What Does Vaping Do To Your Lungs?

/ 4 min read

What Does Vaping Do To Your Lungs?

One of the most common questions regarding vaping and health is how it impacts our lungs. We have seen many negative headlines over the years surrounding vaping and its supposed impact on our lungs, however many of these have been disproved, such as popcorn lung.

The reality is that the ideal study data to properly identify the risk to our lungs from vaping does not yet exist. Almost all studies exploring the impact of vaping rely on vapers who previously smoked, making it hard to determine if any damage is being cause by their current vaping, or previous smoking.

Health experts including the NHS and Cancer Research UK (CRUK) agree however, that from what we do know, vaping presents a far lower risk to lung health than smoking cigarettes.

What The Experts Say About Vaping & Lung Health

The UK Asthma & Lung Organisation takes a balanced view when talking about lung damage. They recognise that e-cigarettes are not risk-free, and that more research is needed to assess long-term impacts, however also note that if you are trying to stop smoking they are a preferred alternative to tobacco from a arm-reduction standpoint.

They say:

“We know that vaping can cause inflammation in the airways, which might cause harm over time. We don’t recommend that anyone uses e-cigarettes unless they are trying to stop smoking.

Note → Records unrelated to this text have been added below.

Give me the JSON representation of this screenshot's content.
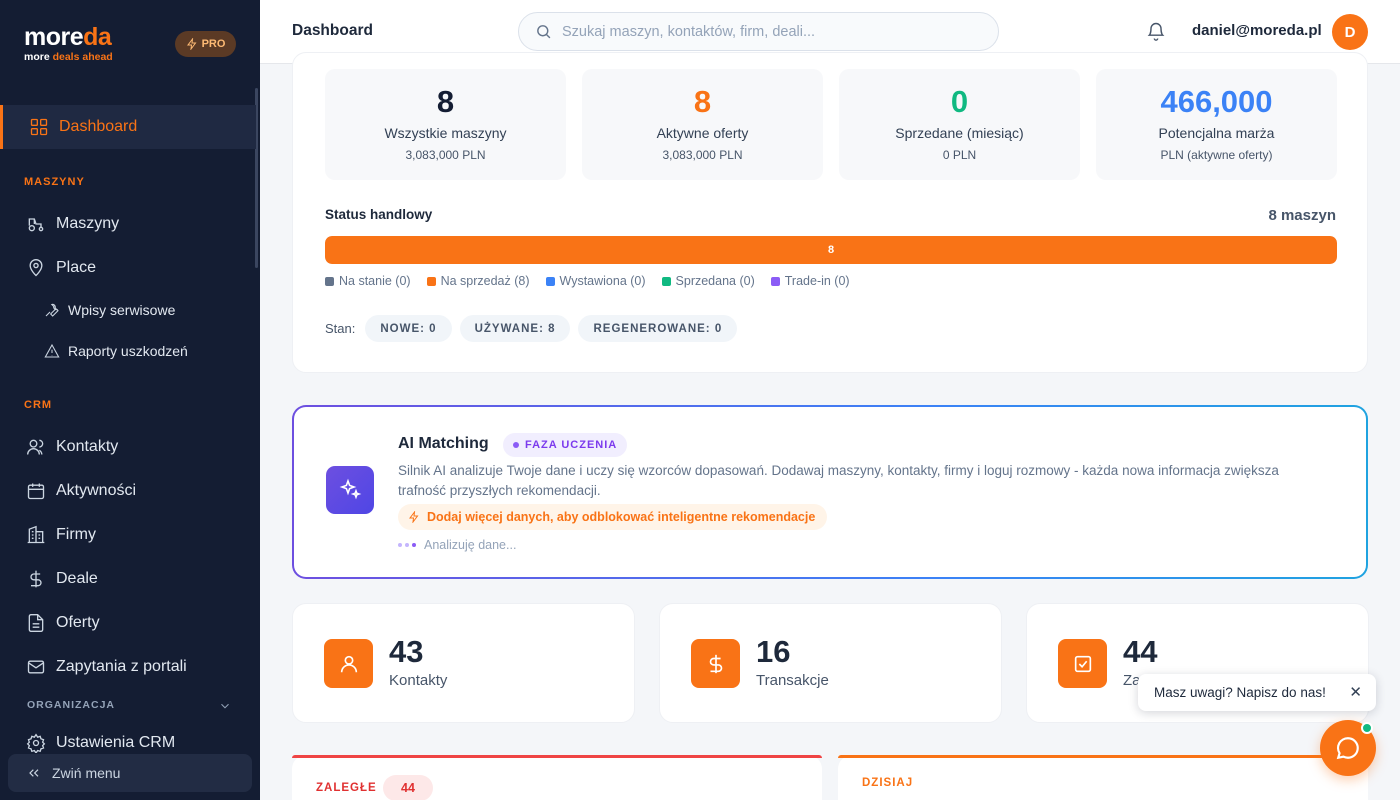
{
  "brand": {
    "logo_main": "more",
    "logo_accent": "da",
    "tagline_main": "more ",
    "tagline_accent": "deals ahead",
    "pro_label": "PRO"
  },
  "sidebar": {
    "dashboard": "Dashboard",
    "section_machines": "MASZYNY",
    "machines": "Maszyny",
    "places": "Place",
    "service_entries": "Wpisy serwisowe",
    "damage_reports": "Raporty uszkodzeń",
    "section_crm": "CRM",
    "contacts": "Kontakty",
    "activities": "Aktywności",
    "companies": "Firmy",
    "deals": "Deale",
    "offers": "Oferty",
    "portal_inquiries": "Zapytania z portali",
    "section_org": "ORGANIZACJA",
    "crm_settings": "Ustawienia CRM",
    "collapse": "Zwiń menu"
  },
  "topbar": {
    "title": "Dashboard",
    "search_placeholder": "Szukaj maszyn, kontaktów, firm, deali...",
    "user_email": "daniel@moreda.pl",
    "avatar_initial": "D"
  },
  "stats": [
    {
      "value": "8",
      "label": "Wszystkie maszyny",
      "sub": "3,083,000 PLN",
      "color": "#141d33"
    },
    {
      "value": "8",
      "label": "Aktywne oferty",
      "sub": "3,083,000 PLN",
      "color": "#f97316"
    },
    {
      "value": "0",
      "label": "Sprzedane (miesiąc)",
      "sub": "0 PLN",
      "color": "#10b981"
    },
    {
      "value": "466,000",
      "label": "Potencjalna marża",
      "sub": "PLN (aktywne oferty)",
      "color": "#3b82f6"
    }
  ],
  "status": {
    "title": "Status handlowy",
    "count": "8 maszyn",
    "bar_value": "8",
    "bar_fraction": 1.0,
    "legend": [
      {
        "label": "Na stanie (0)",
        "color": "#64748b"
      },
      {
        "label": "Na sprzedaż (8)",
        "color": "#f97316"
      },
      {
        "label": "Wystawiona (0)",
        "color": "#3b82f6"
      },
      {
        "label": "Sprzedana (0)",
        "color": "#10b981"
      },
      {
        "label": "Trade-in (0)",
        "color": "#8b5cf6"
      }
    ],
    "stan_label": "Stan:",
    "stan": [
      "NOWE: 0",
      "UŻYWANE: 8",
      "REGENEROWANE: 0"
    ]
  },
  "ai": {
    "title": "AI Matching",
    "badge": "FAZA UCZENIA",
    "description": "Silnik AI analizuje Twoje dane i uczy się wzorców dopasowań. Dodawaj maszyny, kontakty, firmy i loguj rozmowy - każda nowa informacja zwiększa trafność przyszłych rekomendacji.",
    "hint": "Dodaj więcej danych, aby odblokować inteligentne rekomendacje",
    "analyzing": "Analizuję dane..."
  },
  "kpis": [
    {
      "value": "43",
      "label": "Kontakty",
      "icon": "user-icon"
    },
    {
      "value": "16",
      "label": "Transakcje",
      "icon": "dollar-icon"
    },
    {
      "value": "44",
      "label": "Za",
      "icon": "checkbox-icon"
    }
  ],
  "bottom": {
    "overdue_label": "ZALEGŁE",
    "overdue_count": "44",
    "today_label": "DZISIAJ"
  },
  "feedback": {
    "tip": "Masz uwagi? Napisz do nas!",
    "close": "✕"
  },
  "colors": {
    "accent": "#f97316",
    "sidebar_bg": "#141d33"
  }
}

If you have a long-term lung condition, it’s a good idea to stop vaping eventually. But it’s important to not give up vaping before you’re ready, as this could cause you to start smoking again.”

Further to this, Cancer Research UK highlights the lack of good evidence that vaping causes severe health issues. They state that:

“There is no good evidence that legal e-cigarettes in the UK cause lung disease.

Many studies show that vaping is far less harmful than smoking. This is because e-cigarettes don’t contain cancer-causing tobacco, and most of the toxic chemicals found in cigarettes are not in e-cigarettes. Some potentially harmful chemicals have been found in e-cigarettes. But levels are usually low and generally far lower than in tobacco cigarettes.

There is no good evidence that vaping causes cancer.”

When talking about popcorn lung, CRUK also highlights the lack of credible links to the condition in this report. Their highlights from the referenced page state that:

  • “E-cigarettes don’t cause the lung condition known as popcorn lung”
  • “There have been no confirmed cases of popcorn lung reported in people who use e-cigarettes”
  • “E-cigarettes are one of the tools that can help people who smoke to stop”

As a final word on the subject, they tell us that while some e-liquids used to contain Diacetyl, the ingredient purported to cause popcorn lung, this ingredient was banned from use in e-liquids in the UK under the EU Tobacco Products Directive (TPD) in 2016. With no confirmed cases being linked to e-cigarettes.

In the same report, CRUK notes the “EVALI” outbreak in America, which caused widespread fears amongst UK residents that vaping may cause serious lung injuries. Thankfully this was eventually debunked after being linked to illegal vapes only, as you can see below:

“EVALI stands for ‘e-cigarette or vaping product use-associated lung injury’. You may have heard about vaping causing an outbreak of this lung illness in 2019 in the United States. An investigation found the cases of EVALI were linked to contaminated illegal products. It was not linked to regular or long-term vaping. There was no similar outbreak of EVALI in the UK, and the chemicals of concern are banned in e-cigarettes in the UK. There is no good evidence that legal e-cigarettes in the UK cause lung disease.”

Yorkshire Cancer Research also takes a pro-vaping stance because of the potential reduction of harm Vs cigarettes, stating that:

“a number of other independent e-cigarette reports have been published by Public Health England and other national bodies. All of them have consistently reinforced the finding from previous reports that vaping is significantly less harmful compared to smoking.

Almost all the harm from smoking comes from the thousands of chemicals (such as tar and carbon monoxide) contained in tobacco smoke. As vaping products do not contain or burn tobacco, these chemicals are either not present or are present at significantly lower levels.”

lungs in hand in a metaphorical depiction

The NHS further reinforces the fact that vaping poses a lower risk to health, including your lungs. They tell us that “they are far less harmful than cigarettes and can help you quit smoking for good”.

They also remind us in this information page that vaping can cause some side-effects including:

  • coughing, dry mouth and throat
  • mouth and throat irritation
  • shortness of breath

They advise anyone who experiences them to speak to a stop smoking adviser, GP, or specialist vape retailer before you decide to stop using vaping as a quitting tool. Stating that:

“Making small changes to your vape products or how you vape should help. Side effects are usually easily managed and should not stop you from vaping as a way to quit smoking.”

If you are considering vaping as an alternative to smoking, as a specialist vape retailer we have compiled some impartial guidance on how to get started in our Making The Switch information hub which you may like to explore.